Compensation Method by Size of Advertiser

Fees are the predominant method of compensation for all sizes of advertisers (here defined as the size of their annual advertising spending). The use of labor-based fees is far more predominant than fixed fees amongst larger advertisers.

  Total Survey <$15MM $15-100MM >$100MM
  % % % %
Commission: Fixed 8 9 8 6
Commissions: Sliding Scale 2 1 5 2
Commission: Total 10 10 13 8
 
Fixed Fee 27 50 31 20
Fee: Hourly Labor Rate 47 21 48 54
Fee: Total 74 71 79 74
 
Combinations: Commission/Fee 8 18 8 6
Other 8 1 0 12
Other: Total 16 19 8 18
 
Base # Agencies 575 83 104 382
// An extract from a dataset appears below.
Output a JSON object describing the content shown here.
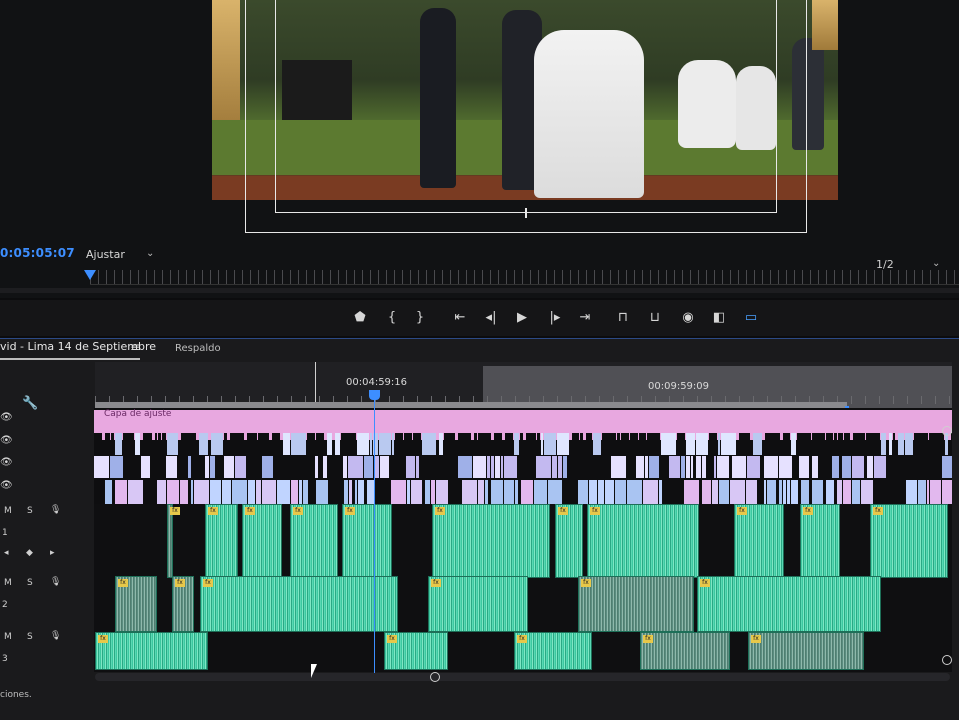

Method of Agency Compensation by Size of Annual Advertising Budget

Compensation Method by Type of Advertiser

As with size of advertiser, the use of fees dominates across all types of industries. The data is relatively consistent with the exception of "other" industries, which show a relatively greater share of "combination" or "other" methods of agency compensation. "Combination" or "Other" methods are used more than commissions alone, except by the services industry.

  Total Survey Packaged Goods Consumer Durables B-to-B Services Corporate Advertising Other
  % % % % % % %
 
Commission: Fixed 8 5 7 7 8 0 11
Commissions:
Sliding Scale
2 4 0 3 2 0 0
Commission: Total 10 9 7 10 10 0 11
 
Fixed Fee 27 20 33 33 37 60 7
Fee: Hourly Labor Rate 47 56 48 37 41 10 45
Fee: Total 74 76 81 70 78 70 52
 
Combinations:
Commission/Fee
8 7 12 8 6 30 19
Other 8 8 0 12 6 0 18
Other: Total 16 15 12 20 12 30 37
 
Base # Agencies 575 201 54 61 192 10 71

In looking at individual industries over time, the general trend of moving from commissions to fees is consistent. Some of the survey sample sizes for specific industries are relatively small, therefore showing greater variance. The small increases in commissions seen in 2003 for consumer durables and business-to-business marketers is more likely a function of smaller sample (in both this and previous surveys) than any suggestion of a return to this method of compensation. Finally, the "other" category in these trend lines primarily represents marketers who are using a combination of fees and commissions.

Source

"Trends in Agency Compensation." David Beals. New York:ANA, 2004.